Allow your puppy to approach new things at his/her own pace. If he/she doesn’t want to approach something, don’t worry, and don’t force him/her. Reward any interaction with whatever it is and walk away whenever your puppy wants to.
2. Nothing bad should happen
When your puppy is interacting with people, dogs, things, and environments nothing bad should happen. And when I say nothing bad should happen, that needs to be from his/her perspective, not yours, and not anyone else. If you are not seeing loose, wiggly body language then your puppy is probably not enjoying his/herself and you should move on.
1. Jumping on people
One easy way to teach your puppy not to jump on people is to tether them to a person or a piece of furniture. Approach your puppy and as long as all 4 of his/her feet are on the floor you can say hi. As soon as he/she jumps up, walk away. Repeat until you can say hi to your puppy without him/her jumping on you.
2. Jumping at the door
A quick and easy way to reduce jumping at the door is to keep treats at the entrance, and when you walk inside the house scatter some treats on the floor. You can say hi to your puppy after he/she has stopped eating the treats and is not jumping.
1. Sharing food
When your dog is eating from their bowl or puzzle toy approach him/her. Immediately drop a high value treat into or near the bowl or puzzle toy, and then retreat. Repeat this a couple times at each meal.
2. Sharing toys
When you need to take a toy away from your puppy trade with him/her. Offer another toy or even a treat. Do not take the toy away until your puppy is occupied with the new object (the treat or the other toy).
1. Collar Grabs
This exercise is my absolute, number 1, must do with puppies. Being grabbed is scary and stressful for lots of puppies. Teaching them not to be scared can literally be lifesaving. This is very easy and you should aim for 50 a day. Simply have a treat in your hand behind your back, then touch your dog’s collar and deliver a treat.
2. Relaxed Touching
Do this at night when your puppy is tired and resting. Practice touching your dog’s paws, tail, mouth, and everywhere in-between. Try to do this in a relaxed way, it can be part of a nice massage for them as they are going to sleep.
1. Offered attention

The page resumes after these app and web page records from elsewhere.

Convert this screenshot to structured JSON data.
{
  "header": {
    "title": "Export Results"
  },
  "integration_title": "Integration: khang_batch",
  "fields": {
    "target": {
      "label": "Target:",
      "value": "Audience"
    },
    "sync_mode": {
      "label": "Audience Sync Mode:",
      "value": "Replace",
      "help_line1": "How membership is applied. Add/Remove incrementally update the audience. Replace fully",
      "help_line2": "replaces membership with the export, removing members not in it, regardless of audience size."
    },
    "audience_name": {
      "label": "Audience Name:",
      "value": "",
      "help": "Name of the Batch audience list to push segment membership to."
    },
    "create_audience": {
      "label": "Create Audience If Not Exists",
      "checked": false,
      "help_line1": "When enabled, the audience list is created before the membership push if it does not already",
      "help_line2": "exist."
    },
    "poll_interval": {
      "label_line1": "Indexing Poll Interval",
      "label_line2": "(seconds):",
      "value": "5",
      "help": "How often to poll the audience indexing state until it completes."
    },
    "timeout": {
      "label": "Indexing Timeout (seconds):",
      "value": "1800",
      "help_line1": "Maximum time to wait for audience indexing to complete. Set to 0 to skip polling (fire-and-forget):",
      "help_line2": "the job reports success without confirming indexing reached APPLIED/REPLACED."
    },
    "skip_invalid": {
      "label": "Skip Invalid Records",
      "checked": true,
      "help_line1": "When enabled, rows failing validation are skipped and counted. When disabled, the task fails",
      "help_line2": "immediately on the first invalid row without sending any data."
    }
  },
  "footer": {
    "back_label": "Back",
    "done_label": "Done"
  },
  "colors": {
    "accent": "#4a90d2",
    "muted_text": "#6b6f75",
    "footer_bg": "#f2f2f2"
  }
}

When you are walking your dog, give him/her a high value treat EVERY SINGLE time he/she looks at you. You want your dog to walk with you, so take advantage when they do it on their own, and reward this behavior. The more you reward this behavior the better your dog’s walking on leash will be.
2. Stop walking when pulling starts
When your dog does begin to pull, stop walking. Going the direction in which they are pulling will only make the pulling happen more often. So, when they pull, stop, and wait for them to give you some attention, reward that attention with a treat, and continue. You will likely have to repeat this often at first.
© Leash and Learn 2018